Integrity. Intimacy. Honesty. Respect.
Who has been most influential in your craft?
Growing up, we both spent a great deal of time in the woods building forts and romping through shrubberies, so we feel that we can accredit a certain amount of our creative gusto to the all-powerful, awe-inspiring Mother Nature. We were also both encouraged by our mothers to develop our artistic natures; enrolling us in extra-curricular art programs helped us find our creative identities at a young age.
When did you know you were an artist/maker?

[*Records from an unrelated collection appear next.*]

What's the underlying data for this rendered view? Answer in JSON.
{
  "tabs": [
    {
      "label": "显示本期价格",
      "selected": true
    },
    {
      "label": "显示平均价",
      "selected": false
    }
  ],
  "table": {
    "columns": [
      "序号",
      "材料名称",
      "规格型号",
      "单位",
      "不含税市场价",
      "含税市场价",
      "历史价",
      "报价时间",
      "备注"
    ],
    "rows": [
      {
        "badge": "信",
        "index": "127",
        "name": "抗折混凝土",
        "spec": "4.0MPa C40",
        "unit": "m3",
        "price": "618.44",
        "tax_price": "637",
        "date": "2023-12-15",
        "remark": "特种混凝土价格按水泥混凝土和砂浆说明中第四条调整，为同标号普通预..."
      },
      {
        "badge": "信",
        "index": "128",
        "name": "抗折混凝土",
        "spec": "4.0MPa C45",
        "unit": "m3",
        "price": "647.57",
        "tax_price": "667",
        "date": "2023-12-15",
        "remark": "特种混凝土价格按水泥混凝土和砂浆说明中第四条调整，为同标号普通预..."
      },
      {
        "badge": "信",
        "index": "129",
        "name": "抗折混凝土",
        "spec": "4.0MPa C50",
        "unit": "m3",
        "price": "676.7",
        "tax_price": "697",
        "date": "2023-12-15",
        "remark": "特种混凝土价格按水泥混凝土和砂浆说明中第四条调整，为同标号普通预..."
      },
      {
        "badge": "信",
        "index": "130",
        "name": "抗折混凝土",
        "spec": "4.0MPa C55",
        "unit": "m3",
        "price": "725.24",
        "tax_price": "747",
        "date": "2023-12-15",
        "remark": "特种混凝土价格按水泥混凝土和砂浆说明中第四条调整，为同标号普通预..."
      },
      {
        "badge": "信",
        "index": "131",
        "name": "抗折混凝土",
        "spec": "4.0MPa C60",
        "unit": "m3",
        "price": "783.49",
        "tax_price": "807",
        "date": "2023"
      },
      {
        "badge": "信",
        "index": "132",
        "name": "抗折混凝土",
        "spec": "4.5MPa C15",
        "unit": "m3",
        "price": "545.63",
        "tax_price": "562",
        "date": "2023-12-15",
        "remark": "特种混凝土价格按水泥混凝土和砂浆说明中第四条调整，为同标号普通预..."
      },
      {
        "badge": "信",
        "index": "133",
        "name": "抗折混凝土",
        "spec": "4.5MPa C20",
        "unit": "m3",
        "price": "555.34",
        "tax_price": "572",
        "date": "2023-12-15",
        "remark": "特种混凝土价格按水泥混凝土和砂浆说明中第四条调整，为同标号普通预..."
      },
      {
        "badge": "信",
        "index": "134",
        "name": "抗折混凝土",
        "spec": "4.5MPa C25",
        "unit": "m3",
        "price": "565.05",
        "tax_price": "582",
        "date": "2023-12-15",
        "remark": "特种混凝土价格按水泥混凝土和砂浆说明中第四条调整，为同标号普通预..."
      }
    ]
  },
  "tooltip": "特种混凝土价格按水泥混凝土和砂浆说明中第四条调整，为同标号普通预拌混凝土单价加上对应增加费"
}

I always remember there being an innate feeling within, an irrepressible desire to express myself through creating. Rex likes to think of himself as an “earth manipulator.” He remembers crafting as a child, he explored the art of glass blowing as a young adult, and also feels that creating is something he has always done. Making the move out here to Oregon was his first conscious decision to pursue the arts as a living.
How would you describe your creative process?
My creative process has much to do with happenstance. I gather a collection of materials that excite me, throw them in a pile, and play around until something sticks. I don’t get too married to one idea because I find that the more fluid I allow the process to be, the more enriched the end result. Sometimes my eye will catch two materials haphazardly co-mingling and I will just fall in love with their odd relationship.
Rex likes to reflect on things that captivated him as a child and use those as inspirations for his designs. His muses range from centipedes to archaic land masses to scientific equations and beyond.
If you could peek inside the studio of any artist, designer or craftsman (dead or alive), who would it be?
Alphonse Mucha, an amazing Czech artist of the late 1800s to early 1900s. He inadvertently became the father of Art Nouveau, but he was very pragmatic about remaining loyal to his roots and preserving his image as an authentic artist. I have seen photos from his studio and I can imagine spending an entire afternoon rifling through his collections of props and fabrics and the sort.
For Rex, it would be the studio of Ernst Haeckel, a biologist/artist from the late 1800s. He studied life forms all over the world, translating their natural beauty onto paper with extreme accuracy and grace. He recorded nature as it was, letting the art of the biological world speak for itself.
What handmade possession do you most cherish?
Over the years, I have inherited a small collection of handmade antique and vintage apparel from family members, including a wedding dress from the early 1900s and a scarlet red velvet gown from the 1960s. Juxtaposing the quality of these garments with those of today’s industry standards, it’s astonishing and inspiring to see the level of handiwork put into these old, American-made pieces.
Rex’s favorite handmade possession is a Native American flute made by his life-long neighbor and mentor, Bill, who builds the flutes from his home as a hobby. It’s a beautifully crafted instrument with an ethereal sound, and it was obviously made with love and integrity.
How do you get out of your creative ruts?
Stepping away from our work and into a forest or onto a beach brings us back to the inspiration we find in nature. We’re inspired by the smell of freshly rotting earth, the sound of tidal waves crashing and the secret joy in finding a spot where human presence is nearly invisible. These are things that revitalize our creative entities.
Where would you like to be in ten years?
All modesty aside, in ten years I would like to have lots of power and money and be doing amazing philanthropic things all over the world. We got a taste of the power our art can have when we created a pendant for the Japan Relief Fund; leveraging our skills to create a product that we then donated the proceeds from was an incredibly empowering feeling!
When I asked Rex where he wanted to be in ten years, he promptly stated, “Barrow, Alaska.” We have a shared life goal of trying (nearly) everything once, including living in one of the northernmost cities in the world. But only for a year, just for the experience of 65 days of sun 24/7 and 85 days of darkness 24/7. The motto we created when we started out on our great western migration is also very important to us: “Be up for anything!”